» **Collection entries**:

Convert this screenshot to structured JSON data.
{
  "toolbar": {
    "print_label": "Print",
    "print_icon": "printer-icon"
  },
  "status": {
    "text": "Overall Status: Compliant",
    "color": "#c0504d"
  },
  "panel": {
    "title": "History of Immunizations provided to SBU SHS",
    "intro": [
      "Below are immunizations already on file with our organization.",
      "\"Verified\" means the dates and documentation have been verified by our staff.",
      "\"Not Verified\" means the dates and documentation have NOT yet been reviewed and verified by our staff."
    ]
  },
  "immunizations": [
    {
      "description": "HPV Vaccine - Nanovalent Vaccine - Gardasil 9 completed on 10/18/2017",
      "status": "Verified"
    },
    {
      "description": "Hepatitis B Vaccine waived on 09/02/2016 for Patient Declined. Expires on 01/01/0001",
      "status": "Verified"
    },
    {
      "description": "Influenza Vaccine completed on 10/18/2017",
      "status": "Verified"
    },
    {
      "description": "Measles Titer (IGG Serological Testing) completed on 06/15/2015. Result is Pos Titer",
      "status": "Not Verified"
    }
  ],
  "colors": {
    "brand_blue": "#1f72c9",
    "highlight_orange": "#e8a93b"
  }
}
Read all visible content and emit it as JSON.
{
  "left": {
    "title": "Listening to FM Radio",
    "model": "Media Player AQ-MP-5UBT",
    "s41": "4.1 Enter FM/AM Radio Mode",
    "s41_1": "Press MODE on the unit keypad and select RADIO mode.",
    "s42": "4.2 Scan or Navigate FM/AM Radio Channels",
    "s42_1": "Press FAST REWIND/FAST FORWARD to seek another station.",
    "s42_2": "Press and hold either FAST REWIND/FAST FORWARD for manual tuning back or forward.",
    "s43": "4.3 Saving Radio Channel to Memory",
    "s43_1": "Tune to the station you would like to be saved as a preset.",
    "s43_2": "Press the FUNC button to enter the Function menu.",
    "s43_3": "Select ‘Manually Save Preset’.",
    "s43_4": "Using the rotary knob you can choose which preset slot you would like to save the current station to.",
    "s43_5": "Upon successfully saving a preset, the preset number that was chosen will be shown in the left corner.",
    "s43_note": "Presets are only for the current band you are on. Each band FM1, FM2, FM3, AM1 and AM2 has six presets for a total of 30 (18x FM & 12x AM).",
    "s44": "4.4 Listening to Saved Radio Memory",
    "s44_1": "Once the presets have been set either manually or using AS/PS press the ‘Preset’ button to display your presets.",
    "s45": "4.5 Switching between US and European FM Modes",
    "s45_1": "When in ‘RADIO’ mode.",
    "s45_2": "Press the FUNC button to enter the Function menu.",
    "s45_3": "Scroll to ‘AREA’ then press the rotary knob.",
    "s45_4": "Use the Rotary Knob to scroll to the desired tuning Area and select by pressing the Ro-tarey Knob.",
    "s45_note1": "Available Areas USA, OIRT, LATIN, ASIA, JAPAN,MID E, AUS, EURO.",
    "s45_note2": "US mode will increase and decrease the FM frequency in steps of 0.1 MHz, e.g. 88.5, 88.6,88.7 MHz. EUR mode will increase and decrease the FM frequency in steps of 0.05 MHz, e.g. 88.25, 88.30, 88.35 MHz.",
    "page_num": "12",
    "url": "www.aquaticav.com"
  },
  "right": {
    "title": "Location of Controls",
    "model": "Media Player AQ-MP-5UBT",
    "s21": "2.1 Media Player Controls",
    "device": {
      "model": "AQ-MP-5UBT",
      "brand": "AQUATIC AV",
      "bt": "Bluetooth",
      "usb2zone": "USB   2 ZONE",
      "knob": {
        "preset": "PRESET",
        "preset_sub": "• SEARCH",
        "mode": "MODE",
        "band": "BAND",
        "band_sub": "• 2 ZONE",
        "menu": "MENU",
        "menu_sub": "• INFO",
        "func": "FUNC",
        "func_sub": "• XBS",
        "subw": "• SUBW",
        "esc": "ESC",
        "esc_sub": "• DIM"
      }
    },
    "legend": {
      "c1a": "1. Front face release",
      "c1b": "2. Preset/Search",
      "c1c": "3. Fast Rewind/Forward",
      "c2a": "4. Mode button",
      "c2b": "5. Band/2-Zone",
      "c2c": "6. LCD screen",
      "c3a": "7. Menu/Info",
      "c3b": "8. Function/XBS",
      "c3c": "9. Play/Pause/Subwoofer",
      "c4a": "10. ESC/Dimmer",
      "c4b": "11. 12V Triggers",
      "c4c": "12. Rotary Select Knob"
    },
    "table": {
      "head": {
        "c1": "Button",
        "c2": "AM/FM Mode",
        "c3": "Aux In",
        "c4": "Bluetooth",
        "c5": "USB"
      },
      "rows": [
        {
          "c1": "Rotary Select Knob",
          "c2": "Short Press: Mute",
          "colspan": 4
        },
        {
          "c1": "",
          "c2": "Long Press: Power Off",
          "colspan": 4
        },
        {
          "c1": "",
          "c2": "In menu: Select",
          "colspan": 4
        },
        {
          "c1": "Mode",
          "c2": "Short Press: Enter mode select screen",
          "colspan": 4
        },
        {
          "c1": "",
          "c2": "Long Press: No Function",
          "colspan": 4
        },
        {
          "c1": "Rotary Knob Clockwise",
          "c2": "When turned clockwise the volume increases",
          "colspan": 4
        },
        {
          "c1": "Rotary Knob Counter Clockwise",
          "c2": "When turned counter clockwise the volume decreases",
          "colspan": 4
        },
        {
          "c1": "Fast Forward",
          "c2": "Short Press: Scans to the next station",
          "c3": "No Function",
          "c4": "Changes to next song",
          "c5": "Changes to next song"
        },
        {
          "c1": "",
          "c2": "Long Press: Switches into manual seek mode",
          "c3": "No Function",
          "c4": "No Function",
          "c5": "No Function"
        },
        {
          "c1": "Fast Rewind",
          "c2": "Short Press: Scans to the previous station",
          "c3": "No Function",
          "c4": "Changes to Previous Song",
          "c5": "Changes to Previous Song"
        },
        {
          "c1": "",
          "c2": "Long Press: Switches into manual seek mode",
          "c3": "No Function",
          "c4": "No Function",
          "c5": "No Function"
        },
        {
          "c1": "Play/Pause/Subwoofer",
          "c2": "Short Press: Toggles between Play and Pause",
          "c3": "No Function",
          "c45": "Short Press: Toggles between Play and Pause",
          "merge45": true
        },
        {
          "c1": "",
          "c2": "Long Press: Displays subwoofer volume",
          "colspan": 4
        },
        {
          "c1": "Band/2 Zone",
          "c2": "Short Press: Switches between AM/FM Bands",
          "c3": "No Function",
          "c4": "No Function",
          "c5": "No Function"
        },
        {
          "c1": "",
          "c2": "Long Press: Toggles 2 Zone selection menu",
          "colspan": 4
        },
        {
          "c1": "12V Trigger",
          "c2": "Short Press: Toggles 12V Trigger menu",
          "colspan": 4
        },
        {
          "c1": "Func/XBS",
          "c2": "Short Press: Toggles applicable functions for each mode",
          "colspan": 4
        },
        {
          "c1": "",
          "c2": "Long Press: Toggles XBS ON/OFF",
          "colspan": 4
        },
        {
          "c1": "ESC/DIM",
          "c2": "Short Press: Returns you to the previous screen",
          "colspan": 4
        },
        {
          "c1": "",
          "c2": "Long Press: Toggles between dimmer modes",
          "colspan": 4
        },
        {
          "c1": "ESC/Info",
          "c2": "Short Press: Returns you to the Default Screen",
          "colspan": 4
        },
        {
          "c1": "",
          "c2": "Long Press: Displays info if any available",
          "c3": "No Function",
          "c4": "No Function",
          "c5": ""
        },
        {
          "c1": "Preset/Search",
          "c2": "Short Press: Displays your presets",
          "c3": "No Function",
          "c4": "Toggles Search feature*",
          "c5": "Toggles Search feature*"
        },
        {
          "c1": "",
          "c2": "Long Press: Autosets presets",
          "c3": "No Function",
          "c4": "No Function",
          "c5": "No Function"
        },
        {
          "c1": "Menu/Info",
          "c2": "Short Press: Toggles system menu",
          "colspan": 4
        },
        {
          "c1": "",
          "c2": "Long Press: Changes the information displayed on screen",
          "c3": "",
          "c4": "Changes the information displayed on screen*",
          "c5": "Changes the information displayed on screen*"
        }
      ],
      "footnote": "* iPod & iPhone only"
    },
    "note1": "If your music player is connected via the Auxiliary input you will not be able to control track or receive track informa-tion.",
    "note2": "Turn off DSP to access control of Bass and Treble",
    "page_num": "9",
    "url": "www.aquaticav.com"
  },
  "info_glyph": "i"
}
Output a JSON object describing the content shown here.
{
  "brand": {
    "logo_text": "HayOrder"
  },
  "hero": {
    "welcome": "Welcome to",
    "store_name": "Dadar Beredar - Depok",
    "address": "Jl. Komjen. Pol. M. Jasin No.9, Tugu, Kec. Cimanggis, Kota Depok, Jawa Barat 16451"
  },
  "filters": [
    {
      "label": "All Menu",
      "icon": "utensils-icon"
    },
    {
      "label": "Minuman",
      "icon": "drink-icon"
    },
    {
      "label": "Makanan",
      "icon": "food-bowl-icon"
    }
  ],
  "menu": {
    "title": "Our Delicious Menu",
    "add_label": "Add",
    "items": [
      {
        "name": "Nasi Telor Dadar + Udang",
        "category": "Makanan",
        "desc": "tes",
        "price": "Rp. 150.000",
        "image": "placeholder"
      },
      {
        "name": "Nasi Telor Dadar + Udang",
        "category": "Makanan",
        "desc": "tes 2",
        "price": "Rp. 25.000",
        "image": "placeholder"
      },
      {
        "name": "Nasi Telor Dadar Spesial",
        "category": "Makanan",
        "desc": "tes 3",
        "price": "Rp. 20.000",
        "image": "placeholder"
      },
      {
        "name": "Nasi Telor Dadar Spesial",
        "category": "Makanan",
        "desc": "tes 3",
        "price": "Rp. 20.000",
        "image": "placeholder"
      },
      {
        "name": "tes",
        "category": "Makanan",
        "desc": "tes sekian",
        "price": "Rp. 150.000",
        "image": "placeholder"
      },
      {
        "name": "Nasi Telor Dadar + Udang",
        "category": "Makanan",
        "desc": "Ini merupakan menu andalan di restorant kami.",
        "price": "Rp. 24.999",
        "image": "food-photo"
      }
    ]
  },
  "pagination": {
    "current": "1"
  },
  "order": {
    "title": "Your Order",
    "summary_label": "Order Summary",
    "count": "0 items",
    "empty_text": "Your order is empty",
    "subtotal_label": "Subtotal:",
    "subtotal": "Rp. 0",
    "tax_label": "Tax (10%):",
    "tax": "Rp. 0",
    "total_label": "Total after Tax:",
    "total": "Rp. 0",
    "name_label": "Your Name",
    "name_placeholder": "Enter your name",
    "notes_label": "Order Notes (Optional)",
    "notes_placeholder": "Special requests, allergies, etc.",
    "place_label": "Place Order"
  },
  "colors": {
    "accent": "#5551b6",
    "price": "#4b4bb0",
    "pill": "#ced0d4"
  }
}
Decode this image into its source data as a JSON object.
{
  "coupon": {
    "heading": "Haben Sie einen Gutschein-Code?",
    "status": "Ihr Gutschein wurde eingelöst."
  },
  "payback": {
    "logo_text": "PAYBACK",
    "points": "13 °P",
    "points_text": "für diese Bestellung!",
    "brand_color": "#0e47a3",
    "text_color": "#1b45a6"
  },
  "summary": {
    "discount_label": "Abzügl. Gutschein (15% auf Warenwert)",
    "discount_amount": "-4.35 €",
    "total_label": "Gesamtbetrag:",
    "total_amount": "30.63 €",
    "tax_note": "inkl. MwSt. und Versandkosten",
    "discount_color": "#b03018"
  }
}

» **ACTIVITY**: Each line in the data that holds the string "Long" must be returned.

» **ANSWER SPACE**:
          "c2": "Long Press: Power Off",
          "c2": "Long Press: No Function",
          "c2": "Long Press: Switches into manual seek mode",
          "c2": "Long Press: Switches into manual seek mode",
          "c2": "Long Press: Displays subwoofer volume",
          "c2": "Long Press: Toggles 2 Zone selection menu",
          "c2": "Long Press: Toggles XBS ON/OFF",
          "c2": "Long Press: Toggles between dimmer modes",
          "c2": "Long Press: Displays info if any available",
          "c2": "Long Press: Autosets presets",
          "c2": "Long Press: Changes the information displayed on screen",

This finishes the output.